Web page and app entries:
--------------------

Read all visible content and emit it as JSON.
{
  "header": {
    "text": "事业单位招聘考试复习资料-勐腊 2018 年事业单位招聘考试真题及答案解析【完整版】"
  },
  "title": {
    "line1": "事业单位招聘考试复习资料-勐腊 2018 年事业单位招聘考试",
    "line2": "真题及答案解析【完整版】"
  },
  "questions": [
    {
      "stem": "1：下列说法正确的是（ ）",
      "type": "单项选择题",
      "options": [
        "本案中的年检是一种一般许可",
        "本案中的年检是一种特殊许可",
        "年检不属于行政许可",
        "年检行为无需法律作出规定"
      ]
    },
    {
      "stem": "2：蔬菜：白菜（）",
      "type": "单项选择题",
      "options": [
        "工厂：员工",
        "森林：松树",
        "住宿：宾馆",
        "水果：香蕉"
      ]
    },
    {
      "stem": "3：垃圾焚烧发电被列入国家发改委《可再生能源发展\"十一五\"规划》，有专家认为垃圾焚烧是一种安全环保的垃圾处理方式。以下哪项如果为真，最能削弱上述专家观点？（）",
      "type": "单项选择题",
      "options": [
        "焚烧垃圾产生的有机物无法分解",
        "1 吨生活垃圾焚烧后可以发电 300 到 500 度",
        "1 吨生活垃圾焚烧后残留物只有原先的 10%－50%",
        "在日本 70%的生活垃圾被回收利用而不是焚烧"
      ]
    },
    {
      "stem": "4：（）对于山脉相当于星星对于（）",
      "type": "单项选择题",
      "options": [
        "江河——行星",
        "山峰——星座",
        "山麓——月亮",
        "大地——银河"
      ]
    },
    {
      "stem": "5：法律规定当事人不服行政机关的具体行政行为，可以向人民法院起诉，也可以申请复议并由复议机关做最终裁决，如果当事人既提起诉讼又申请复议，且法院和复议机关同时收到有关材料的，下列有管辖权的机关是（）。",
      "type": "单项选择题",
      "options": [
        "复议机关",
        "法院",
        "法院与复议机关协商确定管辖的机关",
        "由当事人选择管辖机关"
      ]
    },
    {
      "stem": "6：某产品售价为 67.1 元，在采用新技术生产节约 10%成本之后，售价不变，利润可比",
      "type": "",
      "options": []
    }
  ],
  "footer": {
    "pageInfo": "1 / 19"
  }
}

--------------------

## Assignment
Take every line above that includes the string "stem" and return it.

## Solution to the problem
      "stem": "1：下列说法正确的是（ ）",
      "stem": "2：蔬菜：白菜（）",
      "stem": "3：垃圾焚烧发电被列入国家发改委《可再生能源发展\"十一五\"规划》，有专家认为垃圾焚烧是一种安全环保的垃圾处理方式。以下哪项如果为真，最能削弱上述专家观点？（）",
      "stem": "4：（）对于山脉相当于星星对于（）",
      "stem": "5：法律规定当事人不服行政机关的具体行政行为，可以向人民法院起诉，也可以申请复议并由复议机关做最终裁决，如果当事人既提起诉讼又申请复议，且法院和复议机关同时收到有关材料的，下列有管辖权的机关是（）。",
      "stem": "6：某产品售价为 67.1 元，在采用新技术生产节约 10%成本之后，售价不变，利润可比",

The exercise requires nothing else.